(Your goal):
Each record must be repeated exactly as it stands.

(Website and app data records)
::::::::::
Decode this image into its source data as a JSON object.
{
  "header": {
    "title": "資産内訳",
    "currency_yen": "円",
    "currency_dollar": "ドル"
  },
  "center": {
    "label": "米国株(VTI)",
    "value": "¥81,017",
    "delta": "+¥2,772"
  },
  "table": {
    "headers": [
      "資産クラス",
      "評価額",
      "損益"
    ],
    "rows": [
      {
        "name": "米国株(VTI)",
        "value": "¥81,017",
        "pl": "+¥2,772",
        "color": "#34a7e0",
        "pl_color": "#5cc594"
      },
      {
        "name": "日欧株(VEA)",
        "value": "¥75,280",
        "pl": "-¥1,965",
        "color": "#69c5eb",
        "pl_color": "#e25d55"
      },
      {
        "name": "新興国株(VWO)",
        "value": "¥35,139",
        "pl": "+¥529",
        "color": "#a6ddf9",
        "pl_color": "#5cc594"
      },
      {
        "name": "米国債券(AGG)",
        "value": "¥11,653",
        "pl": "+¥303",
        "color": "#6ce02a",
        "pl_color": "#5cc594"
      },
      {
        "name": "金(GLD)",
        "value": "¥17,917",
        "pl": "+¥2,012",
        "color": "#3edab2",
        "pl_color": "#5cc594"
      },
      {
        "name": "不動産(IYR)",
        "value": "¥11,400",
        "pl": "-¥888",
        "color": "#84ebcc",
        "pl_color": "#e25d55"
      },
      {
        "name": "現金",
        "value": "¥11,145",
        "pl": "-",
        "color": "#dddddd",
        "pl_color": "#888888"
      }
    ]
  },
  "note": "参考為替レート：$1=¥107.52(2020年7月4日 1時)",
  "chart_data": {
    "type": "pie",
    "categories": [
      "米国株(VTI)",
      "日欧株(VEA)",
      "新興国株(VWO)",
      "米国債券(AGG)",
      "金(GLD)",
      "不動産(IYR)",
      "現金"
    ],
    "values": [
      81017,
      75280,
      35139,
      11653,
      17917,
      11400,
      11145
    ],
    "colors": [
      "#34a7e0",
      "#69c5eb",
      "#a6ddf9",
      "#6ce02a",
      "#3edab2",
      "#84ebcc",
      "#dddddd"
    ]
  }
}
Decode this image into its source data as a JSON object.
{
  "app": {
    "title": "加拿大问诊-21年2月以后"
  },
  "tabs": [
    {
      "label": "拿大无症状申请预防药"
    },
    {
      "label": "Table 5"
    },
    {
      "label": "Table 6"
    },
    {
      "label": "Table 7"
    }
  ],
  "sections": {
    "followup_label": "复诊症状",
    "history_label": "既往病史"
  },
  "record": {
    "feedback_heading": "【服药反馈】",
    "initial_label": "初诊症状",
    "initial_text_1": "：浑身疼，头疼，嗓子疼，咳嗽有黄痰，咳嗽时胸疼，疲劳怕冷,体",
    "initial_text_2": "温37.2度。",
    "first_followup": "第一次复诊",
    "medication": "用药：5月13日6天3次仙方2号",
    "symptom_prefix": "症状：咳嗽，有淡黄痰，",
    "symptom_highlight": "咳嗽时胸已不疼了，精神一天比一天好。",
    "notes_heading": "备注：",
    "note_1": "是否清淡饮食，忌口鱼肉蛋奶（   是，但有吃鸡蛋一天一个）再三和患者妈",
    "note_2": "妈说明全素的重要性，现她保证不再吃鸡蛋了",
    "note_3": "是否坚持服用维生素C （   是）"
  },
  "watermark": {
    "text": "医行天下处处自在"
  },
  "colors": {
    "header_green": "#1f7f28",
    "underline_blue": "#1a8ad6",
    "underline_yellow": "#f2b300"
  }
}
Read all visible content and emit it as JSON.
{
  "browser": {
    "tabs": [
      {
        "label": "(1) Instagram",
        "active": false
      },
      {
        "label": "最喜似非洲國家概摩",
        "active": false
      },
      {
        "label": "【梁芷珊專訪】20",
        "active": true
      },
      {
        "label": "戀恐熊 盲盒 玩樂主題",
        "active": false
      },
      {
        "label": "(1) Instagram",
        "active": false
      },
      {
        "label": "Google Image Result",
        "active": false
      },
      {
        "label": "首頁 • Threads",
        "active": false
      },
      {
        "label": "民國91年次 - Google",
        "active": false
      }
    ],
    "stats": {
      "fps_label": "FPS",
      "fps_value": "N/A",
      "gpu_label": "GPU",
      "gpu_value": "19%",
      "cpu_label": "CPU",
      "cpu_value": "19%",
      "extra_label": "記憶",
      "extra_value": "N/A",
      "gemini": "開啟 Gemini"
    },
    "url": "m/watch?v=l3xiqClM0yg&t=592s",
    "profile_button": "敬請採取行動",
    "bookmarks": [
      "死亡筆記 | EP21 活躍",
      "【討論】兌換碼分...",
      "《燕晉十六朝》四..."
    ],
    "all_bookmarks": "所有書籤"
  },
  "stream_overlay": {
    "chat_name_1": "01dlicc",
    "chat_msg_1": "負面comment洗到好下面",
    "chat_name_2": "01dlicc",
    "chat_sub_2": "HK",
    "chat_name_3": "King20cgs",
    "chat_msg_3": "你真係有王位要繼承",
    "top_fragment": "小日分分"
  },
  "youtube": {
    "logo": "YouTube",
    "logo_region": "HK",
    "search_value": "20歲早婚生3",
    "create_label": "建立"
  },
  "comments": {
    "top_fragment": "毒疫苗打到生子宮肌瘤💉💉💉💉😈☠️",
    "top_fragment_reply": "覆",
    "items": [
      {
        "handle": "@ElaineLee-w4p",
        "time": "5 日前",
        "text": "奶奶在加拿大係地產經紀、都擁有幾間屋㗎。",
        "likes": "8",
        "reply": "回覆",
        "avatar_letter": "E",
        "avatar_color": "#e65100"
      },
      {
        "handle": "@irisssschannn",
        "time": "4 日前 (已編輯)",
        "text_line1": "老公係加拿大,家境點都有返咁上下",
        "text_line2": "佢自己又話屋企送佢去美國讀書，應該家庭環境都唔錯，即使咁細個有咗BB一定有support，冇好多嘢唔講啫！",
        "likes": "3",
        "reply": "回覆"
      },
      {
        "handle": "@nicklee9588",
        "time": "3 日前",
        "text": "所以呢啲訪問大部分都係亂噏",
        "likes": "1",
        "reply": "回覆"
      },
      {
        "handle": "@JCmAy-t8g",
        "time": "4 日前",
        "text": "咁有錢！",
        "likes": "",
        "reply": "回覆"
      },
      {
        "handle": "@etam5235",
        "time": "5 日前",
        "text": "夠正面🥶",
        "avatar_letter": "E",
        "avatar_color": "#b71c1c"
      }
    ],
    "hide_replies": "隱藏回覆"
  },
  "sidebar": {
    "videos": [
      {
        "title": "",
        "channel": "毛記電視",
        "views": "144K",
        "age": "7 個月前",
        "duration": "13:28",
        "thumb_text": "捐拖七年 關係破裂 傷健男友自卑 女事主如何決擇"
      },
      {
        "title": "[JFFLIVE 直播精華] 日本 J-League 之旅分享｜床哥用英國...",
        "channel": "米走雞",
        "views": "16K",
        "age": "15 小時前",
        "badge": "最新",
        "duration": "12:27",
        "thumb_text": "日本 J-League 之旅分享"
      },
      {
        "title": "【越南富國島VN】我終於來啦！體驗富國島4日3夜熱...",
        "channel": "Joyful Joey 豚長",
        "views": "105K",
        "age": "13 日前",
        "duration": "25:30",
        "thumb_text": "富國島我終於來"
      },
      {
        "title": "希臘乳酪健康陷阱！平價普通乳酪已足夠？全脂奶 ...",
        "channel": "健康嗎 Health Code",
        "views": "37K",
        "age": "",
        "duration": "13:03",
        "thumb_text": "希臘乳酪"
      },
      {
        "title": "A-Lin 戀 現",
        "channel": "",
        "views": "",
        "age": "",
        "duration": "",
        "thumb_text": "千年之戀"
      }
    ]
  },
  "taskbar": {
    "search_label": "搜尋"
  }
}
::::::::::
(Your response):
Decode this image into its source data as a JSON object.
{
  "header": {
    "title": "資産内訳",
    "currency_yen": "円",
    "currency_dollar": "ドル"
  },
  "center": {
    "label": "米国株(VTI)",
    "value": "¥81,017",
    "delta": "+¥2,772"
  },
  "table": {
    "headers": [
      "資産クラス",
      "評価額",
      "損益"
    ],
    "rows": [
      {
        "name": "米国株(VTI)",
        "value": "¥81,017",
        "pl": "+¥2,772",
        "color": "#34a7e0",
        "pl_color": "#5cc594"
      },
      {
        "name": "日欧株(VEA)",
        "value": "¥75,280",
        "pl": "-¥1,965",
        "color": "#69c5eb",
        "pl_color": "#e25d55"
      },
      {
        "name": "新興国株(VWO)",
        "value": "¥35,139",
        "pl": "+¥529",
        "color": "#a6ddf9",
        "pl_color": "#5cc594"
      },
      {
        "name": "米国債券(AGG)",
        "value": "¥11,653",
        "pl": "+¥303",
        "color": "#6ce02a",
        "pl_color": "#5cc594"
      },
      {
        "name": "金(GLD)",
        "value": "¥17,917",
        "pl": "+¥2,012",
        "color": "#3edab2",
        "pl_color": "#5cc594"
      },
      {
        "name": "不動産(IYR)",
        "value": "¥11,400",
        "pl": "-¥888",
        "color": "#84ebcc",
        "pl_color": "#e25d55"
      },
      {
        "name": "現金",
        "value": "¥11,145",
        "pl": "-",
        "color": "#dddddd",
        "pl_color": "#888888"
      }
    ]
  },
  "note": "参考為替レート：$1=¥107.52(2020年7月4日 1時)",
  "chart_data": {
    "type": "pie",
    "categories": [
      "米国株(VTI)",
      "日欧株(VEA)",
      "新興国株(VWO)",
      "米国債券(AGG)",
      "金(GLD)",
      "不動産(IYR)",
      "現金"
    ],
    "values": [
      81017,
      75280,
      35139,
      11653,
      17917,
      11400,
      11145
    ],
    "colors": [
      "#34a7e0",
      "#69c5eb",
      "#a6ddf9",
      "#6ce02a",
      "#3edab2",
      "#84ebcc",
      "#dddddd"
    ]
  }
}
Decode this image into its source data as a JSON object.
{
  "app": {
    "title": "加拿大问诊-21年2月以后"
  },
  "tabs": [
    {
      "label": "拿大无症状申请预防药"
    },
    {
      "label": "Table 5"
    },
    {
      "label": "Table 6"
    },
    {
      "label": "Table 7"
    }
  ],
  "sections": {
    "followup_label": "复诊症状",
    "history_label": "既往病史"
  },
  "record": {
    "feedback_heading": "【服药反馈】",
    "initial_label": "初诊症状",
    "initial_text_1": "：浑身疼，头疼，嗓子疼，咳嗽有黄痰，咳嗽时胸疼，疲劳怕冷,体",
    "initial_text_2": "温37.2度。",
    "first_followup": "第一次复诊",
    "medication": "用药：5月13日6天3次仙方2号",
    "symptom_prefix": "症状：咳嗽，有淡黄痰，",
    "symptom_highlight": "咳嗽时胸已不疼了，精神一天比一天好。",
    "notes_heading": "备注：",
    "note_1": "是否清淡饮食，忌口鱼肉蛋奶（   是，但有吃鸡蛋一天一个）再三和患者妈",
    "note_2": "妈说明全素的重要性，现她保证不再吃鸡蛋了",
    "note_3": "是否坚持服用维生素C （   是）"
  },
  "watermark": {
    "text": "医行天下处处自在"
  },
  "colors": {
    "header_green": "#1f7f28",
    "underline_blue": "#1a8ad6",
    "underline_yellow": "#f2b300"
  }
}
Read all visible content and emit it as JSON.
{
  "browser": {
    "tabs": [
      {
        "label": "(1) Instagram",
        "active": false
      },
      {
        "label": "最喜似非洲國家概摩",
        "active": false
      },
      {
        "label": "【梁芷珊專訪】20",
        "active": true
      },
      {
        "label": "戀恐熊 盲盒 玩樂主題",
        "active": false
      },
      {
        "label": "(1) Instagram",
        "active": false
      },
      {
        "label": "Google Image Result",
        "active": false
      },
      {
        "label": "首頁 • Threads",
        "active": false
      },
      {
        "label": "民國91年次 - Google",
        "active": false
      }
    ],
    "stats": {
      "fps_label": "FPS",
      "fps_value": "N/A",
      "gpu_label": "GPU",
      "gpu_value": "19%",
      "cpu_label": "CPU",
      "cpu_value": "19%",
      "extra_label": "記憶",
      "extra_value": "N/A",
      "gemini": "開啟 Gemini"
    },
    "url": "m/watch?v=l3xiqClM0yg&t=592s",
    "profile_button": "敬請採取行動",
    "bookmarks": [
      "死亡筆記 | EP21 活躍",
      "【討論】兌換碼分...",
      "《燕晉十六朝》四..."
    ],
    "all_bookmarks": "所有書籤"
  },
  "stream_overlay": {
    "chat_name_1": "01dlicc",
    "chat_msg_1": "負面comment洗到好下面",
    "chat_name_2": "01dlicc",
    "chat_sub_2": "HK",
    "chat_name_3": "King20cgs",
    "chat_msg_3": "你真係有王位要繼承",
    "top_fragment": "小日分分"
  },
  "youtube": {
    "logo": "YouTube",
    "logo_region": "HK",
    "search_value": "20歲早婚生3",
    "create_label": "建立"
  },
  "comments": {
    "top_fragment": "毒疫苗打到生子宮肌瘤💉💉💉💉😈☠️",
    "top_fragment_reply": "覆",
    "items": [
      {
        "handle": "@ElaineLee-w4p",
        "time": "5 日前",
        "text": "奶奶在加拿大係地產經紀、都擁有幾間屋㗎。",
        "likes": "8",
        "reply": "回覆",
        "avatar_letter": "E",
        "avatar_color": "#e65100"
      },
      {
        "handle": "@irisssschannn",
        "time": "4 日前 (已編輯)",
        "text_line1": "老公係加拿大,家境點都有返咁上下",
        "text_line2": "佢自己又話屋企送佢去美國讀書，應該家庭環境都唔錯，即使咁細個有咗BB一定有support，冇好多嘢唔講啫！",
        "likes": "3",
        "reply": "回覆"
      },
      {
        "handle": "@nicklee9588",
        "time": "3 日前",
        "text": "所以呢啲訪問大部分都係亂噏",
        "likes": "1",
        "reply": "回覆"
      },
      {
        "handle": "@JCmAy-t8g",
        "time": "4 日前",
        "text": "咁有錢！",
        "likes": "",
        "reply": "回覆"
      },
      {
        "handle": "@etam5235",
        "time": "5 日前",
        "text": "夠正面🥶",
        "avatar_letter": "E",
        "avatar_color": "#b71c1c"
      }
    ],
    "hide_replies": "隱藏回覆"
  },
  "sidebar": {
    "videos": [
      {
        "title": "",
        "channel": "毛記電視",
        "views": "144K",
        "age": "7 個月前",
        "duration": "13:28",
        "thumb_text": "捐拖七年 關係破裂 傷健男友自卑 女事主如何決擇"
      },
      {
        "title": "[JFFLIVE 直播精華] 日本 J-League 之旅分享｜床哥用英國...",
        "channel": "米走雞",
        "views": "16K",
        "age": "15 小時前",
        "badge": "最新",
        "duration": "12:27",
        "thumb_text": "日本 J-League 之旅分享"
      },
      {
        "title": "【越南富國島VN】我終於來啦！體驗富國島4日3夜熱...",
        "channel": "Joyful Joey 豚長",
        "views": "105K",
        "age": "13 日前",
        "duration": "25:30",
        "thumb_text": "富國島我終於來"
      },
      {
        "title": "希臘乳酪健康陷阱！平價普通乳酪已足夠？全脂奶 ...",
        "channel": "健康嗎 Health Code",
        "views": "37K",
        "age": "",
        "duration": "13:03",
        "thumb_text": "希臘乳酪"
      },
      {
        "title": "A-Lin 戀 現",
        "channel": "",
        "views": "",
        "age": "",
        "duration": "",
        "thumb_text": "千年之戀"
      }
    ]
  },
  "taskbar": {
    "search_label": "搜尋"
  }
}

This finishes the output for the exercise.